Friday, 25 January 2013

Snow, ice Big Society and Transition

Last Friday it started snowing in the English Midlands.  Its snowed most of Friday and into Saturday but by mid-afternoon Saturday the white stuff had stopped falling, so I nipped out with the shovel and some grit and cleared our drive, the public pavement along the front of the house, a path to the front door of the little old lady next door and our neighbour's path and drive (as he works in the theatre and was just leaving when I started snow clearing, so I assumed it would an icy death trap by the time he got home as temperatures fell).

Now I've been away from here since Sunday (when it was snowing again), so I sort of assumed that when I came back, the rest of the folk in the road would have cleared their drives and paths.  A couple had but for the most part the snow had just been trampled down and turned to a sheet of ice.  As I went out I saw one of the other elderly ladies who lives just down the road struggling along the compacted, icy snow with her walking stick.

When I got back, I got the shovel back out and cleared all the public path from our house up the road to her house.. four or so houses worth of path clearing.  Took me about 30 minutes and she came out to say thanks.  No thanks were needed - this is what being in a community should be about: everyone mucking in, doing their bit and helping each other out.

If the other able bodied folk around us had just spent 20 minutes doing the bit of path outside their houses, this would all have been cleared at the start of the week.  As it was, they've driven their cars over the path in and out of their drives, seemingly oblivious to the state of the pavements.

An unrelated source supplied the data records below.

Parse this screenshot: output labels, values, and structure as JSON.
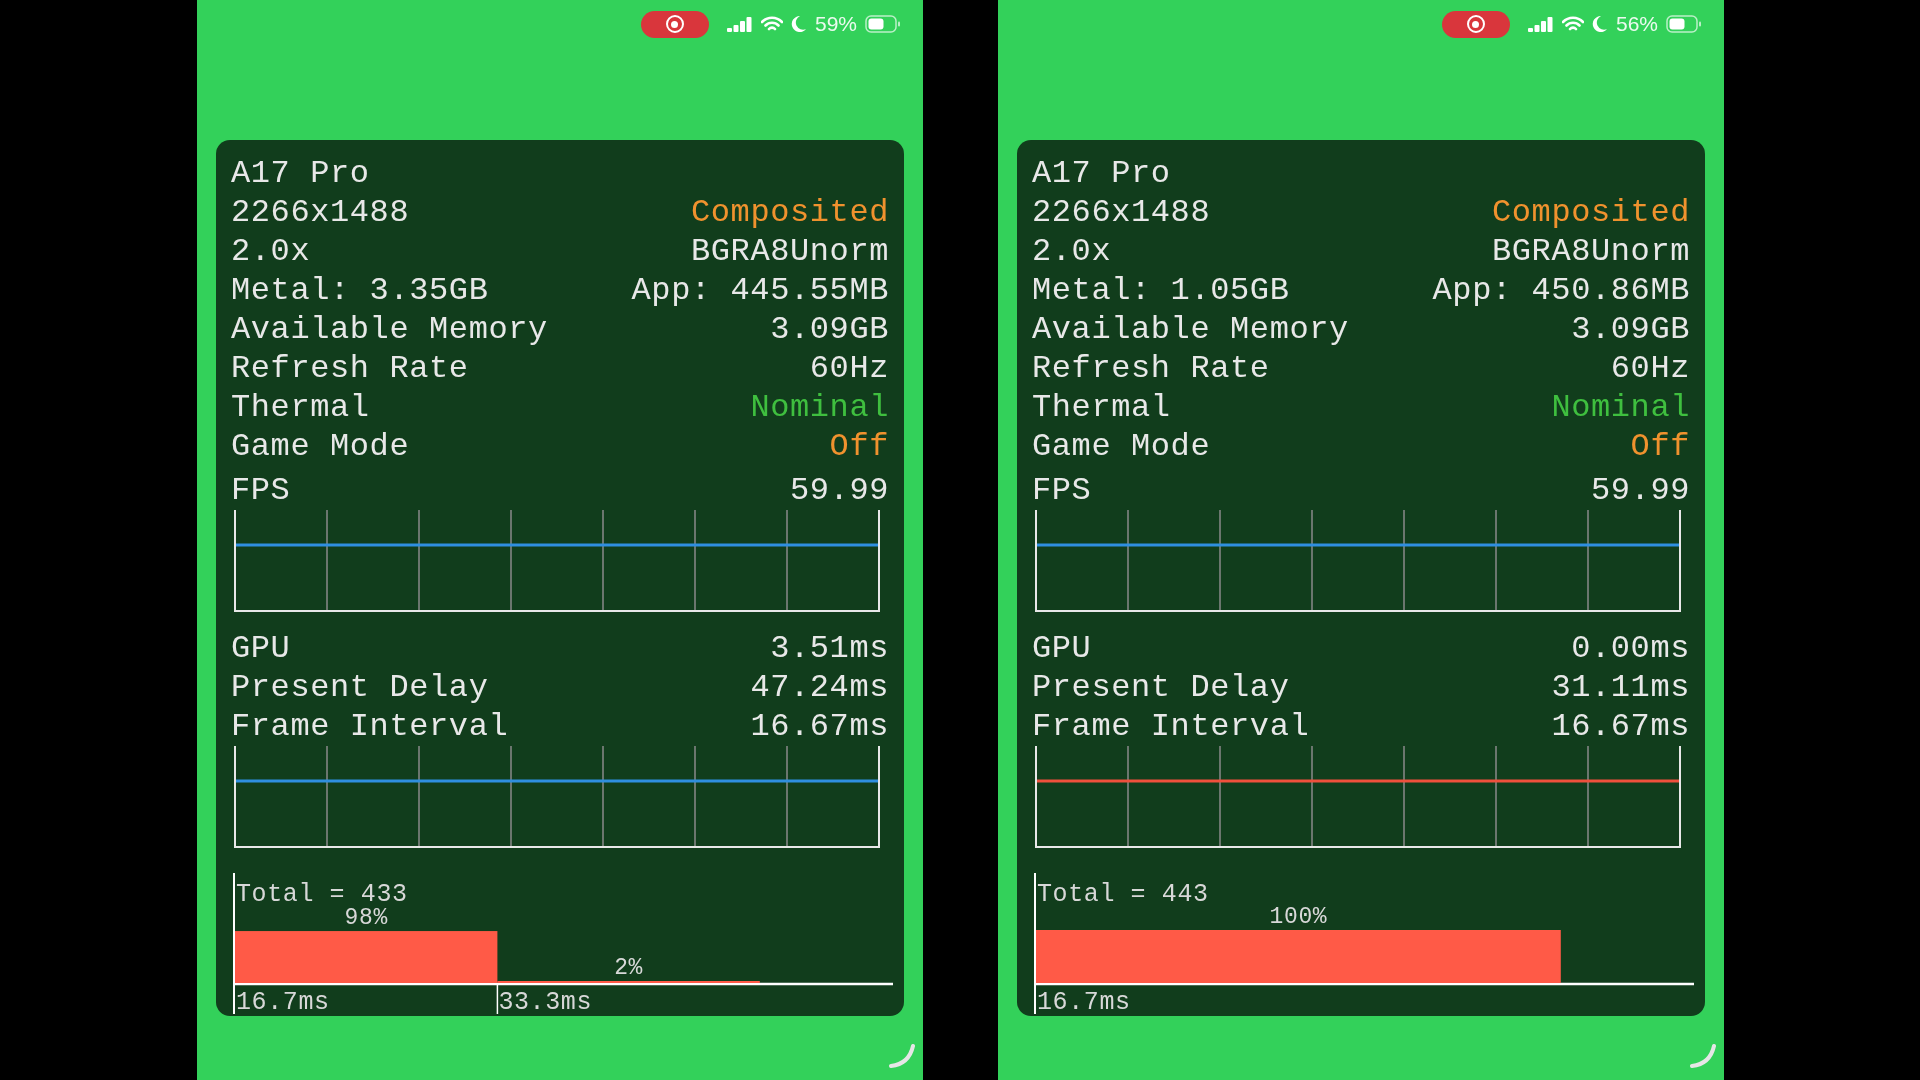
{
  "phones": [
    {
      "status_bar": {
        "recording": true,
        "battery_text": "59%"
      },
      "info_rows": [
        {
          "label": "A17 Pro",
          "kind": "plain"
        },
        {
          "label": "2266x1488",
          "value": "Composited",
          "kind": "warning"
        },
        {
          "label": "2.0x",
          "value": "BGRA8Unorm",
          "kind": "plain"
        },
        {
          "label": "Metal: 3.35GB",
          "value": "App: 445.55MB",
          "kind": "plain"
        },
        {
          "label": "Available Memory",
          "value": "3.09GB",
          "kind": "plain"
        },
        {
          "label": "Refresh Rate",
          "value": "60Hz",
          "kind": "plain"
        },
        {
          "label": "Thermal",
          "value": "Nominal",
          "kind": "good"
        },
        {
          "label": "Game Mode",
          "value": "Off",
          "kind": "warning"
        }
      ],
      "fps": {
        "label": "FPS",
        "value": "59.99",
        "color": "#2f8fe0"
      },
      "timing_rows": [
        {
          "label": "GPU",
          "value": "3.51ms"
        },
        {
          "label": "Present Delay",
          "value": "47.24ms"
        },
        {
          "label": "Frame Interval",
          "value": "16.67ms"
        }
      ],
      "frame_graph": {
        "color": "#2f8fe0"
      },
      "histogram": {
        "chart_data": {
          "type": "bar",
          "title": "Total = 433",
          "categories": [
            "16.7ms",
            "33.3ms"
          ],
          "values": [
            98,
            2
          ],
          "ylim": [
            0,
            100
          ],
          "value_labels": [
            "98%",
            "2%"
          ]
        }
      }
    },
    {
      "status_bar": {
        "recording": true,
        "battery_text": "56%"
      },
      "info_rows": [
        {
          "label": "A17 Pro",
          "kind": "plain"
        },
        {
          "label": "2266x1488",
          "value": "Composited",
          "kind": "warning"
        },
        {
          "label": "2.0x",
          "value": "BGRA8Unorm",
          "kind": "plain"
        },
        {
          "label": "Metal: 1.05GB",
          "value": "App: 450.86MB",
          "kind": "plain"
        },
        {
          "label": "Available Memory",
          "value": "3.09GB",
          "kind": "plain"
        },
        {
          "label": "Refresh Rate",
          "value": "60Hz",
          "kind": "plain"
        },
        {
          "label": "Thermal",
          "value": "Nominal",
          "kind": "good"
        },
        {
          "label": "Game Mode",
          "value": "Off",
          "kind": "warning"
        }
      ],
      "fps": {
        "label": "FPS",
        "value": "59.99",
        "color": "#2f8fe0"
      },
      "timing_rows": [
        {
          "label": "GPU",
          "value": "0.00ms"
        },
        {
          "label": "Present Delay",
          "value": "31.11ms"
        },
        {
          "label": "Frame Interval",
          "value": "16.67ms"
        }
      ],
      "frame_graph": {
        "color": "#f0503c"
      },
      "histogram": {
        "title": "Total = 443",
        "bars": [
          {
            "label": "100%",
            "bucket": "16.7ms"
          }
        ]
      }
    }
  ]
}
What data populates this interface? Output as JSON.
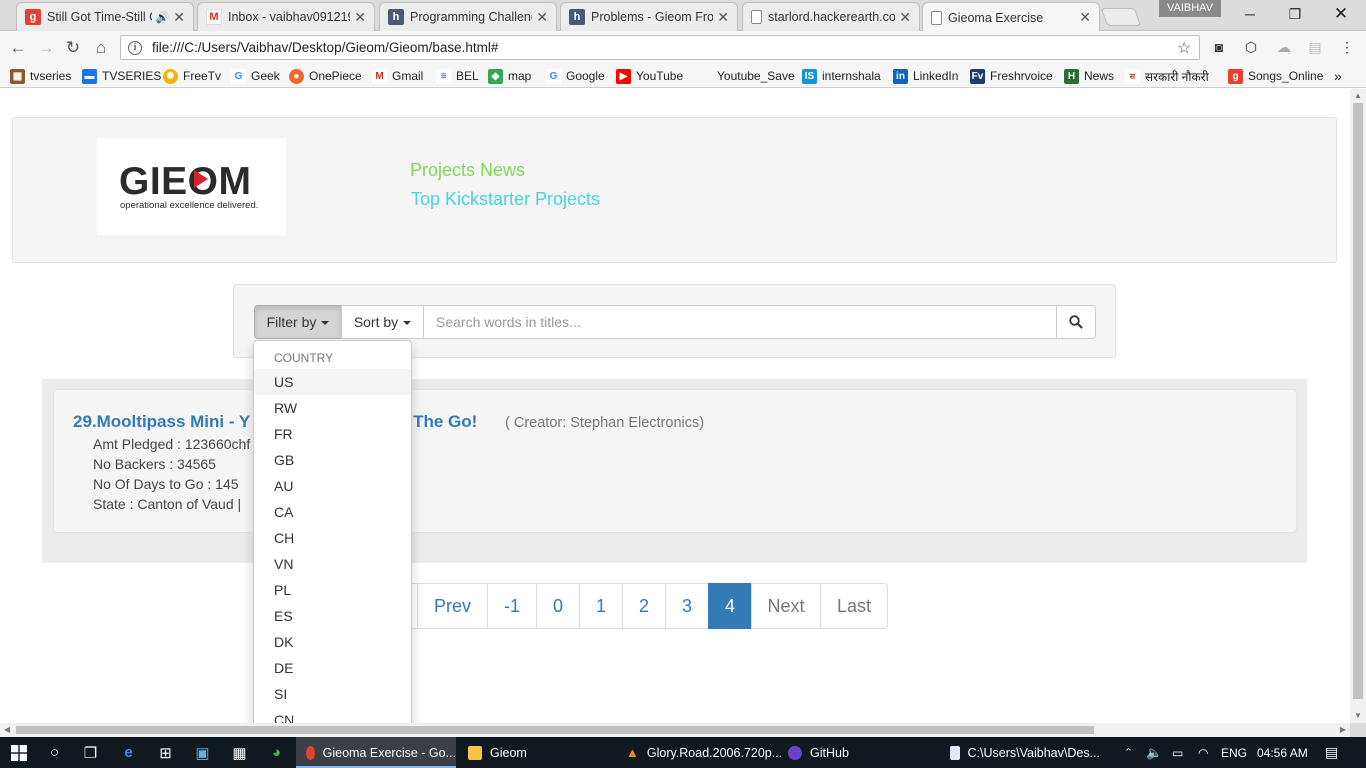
{
  "browser": {
    "tabs": [
      {
        "title": "Still Got Time-Still G",
        "icon": "g",
        "color": "#e8402f",
        "audio": true
      },
      {
        "title": "Inbox - vaibhav091219",
        "icon": "M",
        "color": "#d93025"
      },
      {
        "title": "Programming Challeng",
        "icon": "h",
        "color": "#4b5a74"
      },
      {
        "title": "Problems - Gieom Fron",
        "icon": "h",
        "color": "#4b5a74"
      },
      {
        "title": "starlord.hackerearth.co",
        "icon": "doc",
        "color": "#888888"
      },
      {
        "title": "Gieoma Exercise",
        "icon": "doc",
        "color": "#888888",
        "active": true
      }
    ],
    "user": "VAIBHAV",
    "url": "file:///C:/Users/Vaibhav/Desktop/Gieom/Gieom/base.html#",
    "bookmarks": [
      {
        "label": "tvseries",
        "icon": "film",
        "color": "#8b5a2b"
      },
      {
        "label": "TVSERIES",
        "icon": "tv",
        "color": "#1a73e8"
      },
      {
        "label": "FreeTv",
        "icon": "sun",
        "color": "#f5b400"
      },
      {
        "label": "Geek",
        "icon": "G",
        "color": "#4285f4"
      },
      {
        "label": "OnePiece",
        "icon": "op",
        "color": "#e96b2a"
      },
      {
        "label": "Gmail",
        "icon": "M",
        "color": "#d93025"
      },
      {
        "label": "BEL",
        "icon": "bel",
        "color": "#1b4fa0"
      },
      {
        "label": "map",
        "icon": "map",
        "color": "#34a853"
      },
      {
        "label": "Google",
        "icon": "G",
        "color": "#4285f4"
      },
      {
        "label": "YouTube",
        "icon": "yt",
        "color": "#ff0000"
      },
      {
        "label": "Youtube_Save",
        "icon": "",
        "color": "#ffffff"
      },
      {
        "label": "internshala",
        "icon": "is",
        "color": "#1296db"
      },
      {
        "label": "LinkedIn",
        "icon": "in",
        "color": "#0a66c2"
      },
      {
        "label": "Freshrvoice",
        "icon": "Fv",
        "color": "#1e3a6e"
      },
      {
        "label": "News",
        "icon": "H",
        "color": "#2e6b3a"
      },
      {
        "label": "सरकारी नौकरी",
        "icon": "sn",
        "color": "#c0392b"
      },
      {
        "label": "Songs_Online",
        "icon": "g",
        "color": "#e8402f"
      }
    ]
  },
  "page": {
    "logo": {
      "word": "GIEOM",
      "tagline": "operational excellence delivered."
    },
    "nav": [
      "Projects News",
      "Top Kickstarter Projects"
    ],
    "search": {
      "filter_label": "Filter by",
      "sort_label": "Sort by",
      "placeholder": "Search words in titles..."
    },
    "dropdown": {
      "header": "COUNTRY",
      "items": [
        "US",
        "RW",
        "FR",
        "GB",
        "AU",
        "CA",
        "CH",
        "VN",
        "PL",
        "ES",
        "DK",
        "DE",
        "SI",
        "CN"
      ]
    },
    "result": {
      "title_left": "29.Mooltipass Mini - Y",
      "title_right": "n The Go!",
      "creator": "( Creator: Stephan Electronics)",
      "lines": [
        "Amt Pledged :  123660chf",
        "No Backers :  34565",
        "No Of Days to Go :  145",
        "State :  Canton of Vaud   |"
      ]
    },
    "pagination": [
      "Prev",
      "-1",
      "0",
      "1",
      "2",
      "3",
      "4",
      "Next",
      "Last"
    ],
    "active_page": "4"
  },
  "taskbar": {
    "apps": [
      {
        "label": "Gieoma Exercise - Go...",
        "active": true
      },
      {
        "label": "Gieom"
      },
      {
        "label": "Glory.Road.2006.720p..."
      },
      {
        "label": "GitHub"
      },
      {
        "label": "C:\\Users\\Vaibhav\\Des..."
      }
    ],
    "lang": "ENG",
    "time": "04:56 AM"
  }
}
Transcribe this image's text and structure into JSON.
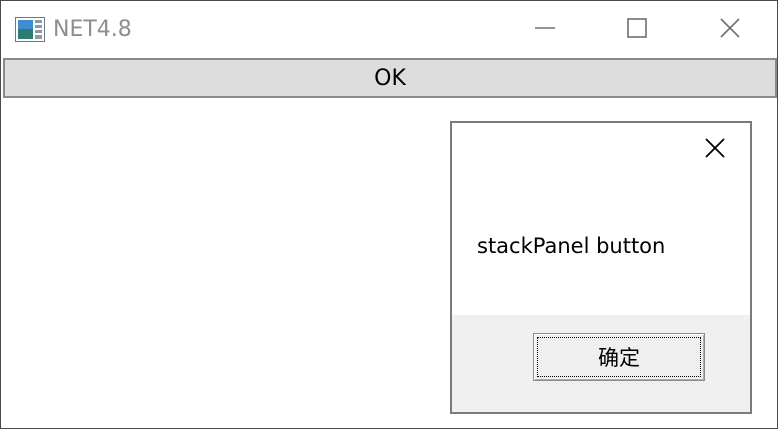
{
  "window": {
    "title": "NET4.8",
    "icon": "application-icon",
    "controls": [
      "minimize-icon",
      "maximize-icon",
      "close-icon"
    ]
  },
  "main": {
    "ok_label": "OK"
  },
  "dialog": {
    "message": "stackPanel button",
    "confirm_label": "确定",
    "close_icon": "close-icon"
  },
  "colors": {
    "title_text": "#8e8e8e",
    "ok_button_bg": "#dddddd",
    "dialog_footer_bg": "#f0f0f0"
  }
}
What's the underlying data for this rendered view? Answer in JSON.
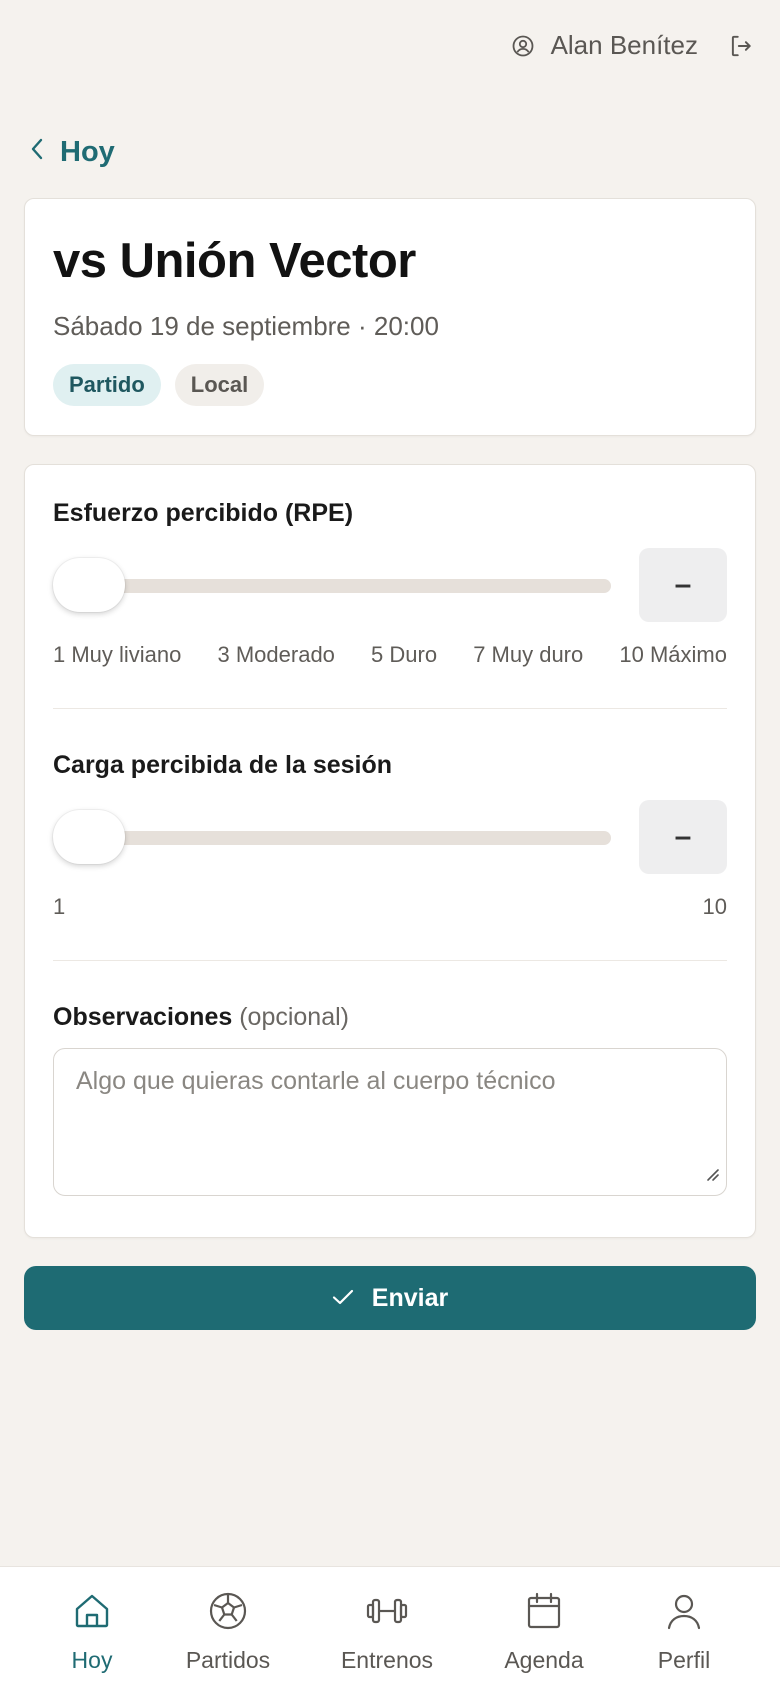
{
  "header": {
    "user_name": "Alan Benítez",
    "account_icon": "account-circle-icon",
    "logout_icon": "logout-icon"
  },
  "back": {
    "label": "Hoy",
    "icon": "chevron-left-icon"
  },
  "event": {
    "title": "vs Unión Vector",
    "datetime": "Sábado 19 de septiembre · 20:00",
    "tags": [
      "Partido",
      "Local"
    ]
  },
  "rpe": {
    "label": "Esfuerzo percibido (RPE)",
    "value_display": "–",
    "slider_level": 0,
    "scale_labels": [
      "1 Muy liviano",
      "3 Moderado",
      "5 Duro",
      "7 Muy duro",
      "10 Máximo"
    ]
  },
  "carga": {
    "label": "Carga percibida de la sesión",
    "value_display": "–",
    "slider_level": 0,
    "min_label": "1",
    "max_label": "10"
  },
  "observaciones": {
    "label": "Observaciones",
    "optional_label": "(opcional)",
    "placeholder": "Algo que quieras contarle al cuerpo técnico",
    "value": ""
  },
  "submit": {
    "label": "Enviar",
    "icon": "check-icon"
  },
  "bottom_nav": {
    "active": "Hoy",
    "items": [
      {
        "label": "Hoy",
        "icon": "home-icon"
      },
      {
        "label": "Partidos",
        "icon": "soccer-ball-icon"
      },
      {
        "label": "Entrenos",
        "icon": "dumbbell-icon"
      },
      {
        "label": "Agenda",
        "icon": "calendar-icon"
      },
      {
        "label": "Perfil",
        "icon": "user-icon"
      }
    ]
  },
  "colors": {
    "accent": "#1e6b73",
    "background": "#f5f2ee",
    "tag_partido_bg": "#e0f0f1",
    "tag_local_bg": "#f1eeea"
  }
}
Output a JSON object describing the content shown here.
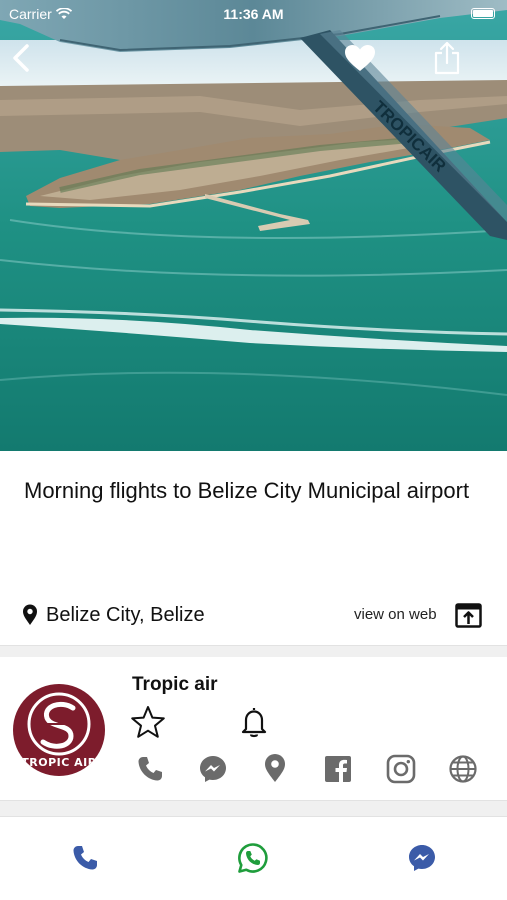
{
  "status_bar": {
    "carrier": "Carrier",
    "time": "11:36 AM"
  },
  "hero": {
    "plane_marking": "TROPICAIR"
  },
  "listing": {
    "title": "Morning flights to Belize City Municipal airport",
    "location": "Belize City, Belize",
    "web_link": "view on web"
  },
  "business": {
    "name": "Tropic air",
    "logo_text": "TROPIC AIR",
    "logo_color": "#7d1c2c",
    "actions": [
      "phone-icon",
      "messenger-icon",
      "map-pin-icon",
      "facebook-icon",
      "instagram-icon",
      "globe-icon"
    ]
  },
  "bottom_bar": {
    "buttons": [
      "phone-icon",
      "whatsapp-icon",
      "messenger-icon"
    ],
    "colors": {
      "phone": "#3b5ba8",
      "whatsapp": "#1f9d3c",
      "messenger": "#3b5ba8"
    }
  },
  "colors": {
    "icon_gray": "#6b6b6b",
    "water": "#1f8f86"
  }
}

Now some people would say, "but its the council's job to clear the paths".  Well I've got news for them: the council aren't clearing the paths out here.  They've got their work cut out keeping the main roads and town centres clear - they don't even regularly grit the road surface on side streets like ours.  I also suspect that many of these same people will be the one's who complain about the cost of council services and the amount they pay in council tax.  If they want a temporary army employed at short notice to clear side streets and pavements then they'd have to be prepared to pay for it.  I'd guess that a 20 minute work out shovelling the just the bit of pavement in front of their house themselves would work out a bit cheaper.

Other people claim that if they clear the public path in front of their house then they'd be liable if someone fell or that the law doesn't let them clear public spaces.  The latter is nonsense: there is no law preventing you from clearing snow and ice from public spaces.  It is also very unlikely that you would face any legal liability for clearing public paths if someone fell, as long as you were careful doing it and use common sense to ensure that you do not make the pavement more dangerous than before (so for example don't pour hot water on snow to melt it - eventually it will freeze and turn into black ice).  Its also worth remembering that the pedestrians using areas affected by snow and ice also have responsibility to be careful themselves - you're helping them but they also have to watch out themselves.

So what's this rant got to do with Big Society and Transition Towns?  Well, Big Society was supposed to be about people in local communities stepping up and taking responsibility for parts of their locality.  Doing the some of the things that the armchair experts rant about, that Government and councils can no longer afford in the recession.

Clearing ice and snow would seem to fit nicely into the Big Society ideal, and if our road (and many like it) are anything to go by, the Big Society needs a kick up the pants.  Its not like icy pavements are some esoteric concept that people find difficult to grasp, or can't see how volunteering a bit of their time could help the issue.  Its a simple thing that is easy to deal with and makes lives easier and safer in your community.  It can even save society as a whole real money - cleared pavements make it easier for people to get to work or school, and will reduce NHS costs by reducing injuries from slipping over.

Transition Towns are part of the Big Society (whether they like it or not!) and are working to build community spirit and improve local resilience.  A simple task like clearing pavement ice isn't as "sexy" as planning out a community garden or getting some solar panels installed, yet it seems to be a good metric of how community minded a locality is.   If a community can't do something that obvious  voluntarily without anyone standing over them, then they aren't likely to step up for the more onerous tasks that we'll need do work on together in a future of ernergy constraints and climate change.  Think of it as a social barometer: community cleared paths demonstrate a social responsibility that we'll increasingly need in the 21st century.

So out of the comfy armchairs folks and get those paths cleared!